** Materials provided follows **

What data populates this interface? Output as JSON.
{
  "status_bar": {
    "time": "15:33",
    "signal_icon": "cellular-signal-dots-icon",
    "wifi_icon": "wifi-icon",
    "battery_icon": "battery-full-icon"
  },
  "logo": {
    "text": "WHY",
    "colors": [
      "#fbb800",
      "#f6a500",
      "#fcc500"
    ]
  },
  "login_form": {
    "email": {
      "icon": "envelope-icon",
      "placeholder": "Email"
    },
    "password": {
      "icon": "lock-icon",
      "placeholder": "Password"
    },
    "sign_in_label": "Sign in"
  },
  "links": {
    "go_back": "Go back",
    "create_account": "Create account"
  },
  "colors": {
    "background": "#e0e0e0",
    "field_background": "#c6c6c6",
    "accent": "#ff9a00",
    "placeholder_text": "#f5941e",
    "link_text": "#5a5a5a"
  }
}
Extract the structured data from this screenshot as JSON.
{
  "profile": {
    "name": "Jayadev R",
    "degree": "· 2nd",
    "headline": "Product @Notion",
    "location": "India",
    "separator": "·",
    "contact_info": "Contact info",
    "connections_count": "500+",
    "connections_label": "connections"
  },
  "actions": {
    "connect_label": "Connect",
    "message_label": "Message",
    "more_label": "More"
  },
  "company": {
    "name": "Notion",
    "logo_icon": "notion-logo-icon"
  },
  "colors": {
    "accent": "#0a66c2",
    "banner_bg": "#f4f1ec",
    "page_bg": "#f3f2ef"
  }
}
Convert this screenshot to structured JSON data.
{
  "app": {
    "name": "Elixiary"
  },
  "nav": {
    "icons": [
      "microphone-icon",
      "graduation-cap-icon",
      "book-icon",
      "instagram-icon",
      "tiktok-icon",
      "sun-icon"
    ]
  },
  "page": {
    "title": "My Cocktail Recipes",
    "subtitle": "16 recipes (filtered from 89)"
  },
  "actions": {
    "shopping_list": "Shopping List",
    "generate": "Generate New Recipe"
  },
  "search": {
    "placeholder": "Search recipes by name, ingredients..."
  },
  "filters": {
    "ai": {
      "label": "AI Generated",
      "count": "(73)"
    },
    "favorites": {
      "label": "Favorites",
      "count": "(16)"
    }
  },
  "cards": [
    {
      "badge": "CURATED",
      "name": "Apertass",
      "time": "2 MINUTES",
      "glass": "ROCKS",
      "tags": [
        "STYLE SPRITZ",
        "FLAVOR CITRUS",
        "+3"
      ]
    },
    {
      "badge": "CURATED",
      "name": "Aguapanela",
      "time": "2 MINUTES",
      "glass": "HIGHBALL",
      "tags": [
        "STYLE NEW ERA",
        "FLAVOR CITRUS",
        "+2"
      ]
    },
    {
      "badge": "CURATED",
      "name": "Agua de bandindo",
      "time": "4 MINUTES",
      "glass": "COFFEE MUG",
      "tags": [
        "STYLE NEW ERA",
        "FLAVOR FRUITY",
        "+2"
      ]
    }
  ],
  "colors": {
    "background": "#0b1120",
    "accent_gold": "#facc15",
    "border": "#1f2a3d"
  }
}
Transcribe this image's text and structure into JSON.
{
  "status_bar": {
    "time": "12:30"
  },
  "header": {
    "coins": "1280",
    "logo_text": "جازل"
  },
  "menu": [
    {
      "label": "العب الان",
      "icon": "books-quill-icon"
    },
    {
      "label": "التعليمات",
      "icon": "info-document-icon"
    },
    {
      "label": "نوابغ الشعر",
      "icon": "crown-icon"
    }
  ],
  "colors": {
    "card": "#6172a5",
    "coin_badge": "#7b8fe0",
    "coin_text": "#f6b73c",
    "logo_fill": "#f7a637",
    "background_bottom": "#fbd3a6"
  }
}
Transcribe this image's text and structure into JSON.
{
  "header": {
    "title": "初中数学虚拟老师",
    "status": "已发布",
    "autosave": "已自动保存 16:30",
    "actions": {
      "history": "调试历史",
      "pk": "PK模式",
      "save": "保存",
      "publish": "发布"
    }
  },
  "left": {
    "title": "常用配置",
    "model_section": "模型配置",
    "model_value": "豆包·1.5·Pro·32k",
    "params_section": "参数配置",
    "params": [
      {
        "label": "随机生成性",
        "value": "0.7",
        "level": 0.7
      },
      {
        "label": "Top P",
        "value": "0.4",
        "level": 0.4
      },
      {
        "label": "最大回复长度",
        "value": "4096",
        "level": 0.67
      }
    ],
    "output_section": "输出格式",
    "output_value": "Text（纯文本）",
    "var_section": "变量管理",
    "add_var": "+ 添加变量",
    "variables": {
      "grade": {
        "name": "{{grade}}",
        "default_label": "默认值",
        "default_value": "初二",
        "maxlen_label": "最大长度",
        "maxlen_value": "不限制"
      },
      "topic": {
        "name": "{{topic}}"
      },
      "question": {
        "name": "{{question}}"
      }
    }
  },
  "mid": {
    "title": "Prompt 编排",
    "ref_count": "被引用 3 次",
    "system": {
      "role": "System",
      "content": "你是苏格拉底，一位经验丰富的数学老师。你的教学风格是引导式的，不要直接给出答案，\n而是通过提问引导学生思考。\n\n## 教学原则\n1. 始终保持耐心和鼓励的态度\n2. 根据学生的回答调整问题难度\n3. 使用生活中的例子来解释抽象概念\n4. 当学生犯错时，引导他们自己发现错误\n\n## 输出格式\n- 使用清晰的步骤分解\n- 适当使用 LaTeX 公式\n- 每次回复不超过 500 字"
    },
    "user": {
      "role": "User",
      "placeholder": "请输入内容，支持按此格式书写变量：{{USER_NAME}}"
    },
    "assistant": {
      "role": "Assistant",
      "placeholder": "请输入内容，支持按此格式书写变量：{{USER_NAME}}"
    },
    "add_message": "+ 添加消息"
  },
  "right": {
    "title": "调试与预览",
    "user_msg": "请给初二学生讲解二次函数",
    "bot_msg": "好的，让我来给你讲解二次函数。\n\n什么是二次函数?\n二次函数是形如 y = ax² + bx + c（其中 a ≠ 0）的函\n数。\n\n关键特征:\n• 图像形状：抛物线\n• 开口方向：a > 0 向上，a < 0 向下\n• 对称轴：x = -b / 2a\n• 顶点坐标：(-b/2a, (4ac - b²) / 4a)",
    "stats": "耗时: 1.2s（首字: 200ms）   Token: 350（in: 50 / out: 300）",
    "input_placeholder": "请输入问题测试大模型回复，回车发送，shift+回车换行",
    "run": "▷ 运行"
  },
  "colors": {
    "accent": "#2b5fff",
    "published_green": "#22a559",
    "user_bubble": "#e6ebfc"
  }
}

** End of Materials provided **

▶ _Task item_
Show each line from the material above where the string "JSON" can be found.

▶ _Output for this exercise_
What data populates this interface? Output as JSON.
Extract the structured data from this screenshot as JSON.
Convert this screenshot to structured JSON data.
Transcribe this image's text and structure into JSON.
Transcribe this image's text and structure into JSON.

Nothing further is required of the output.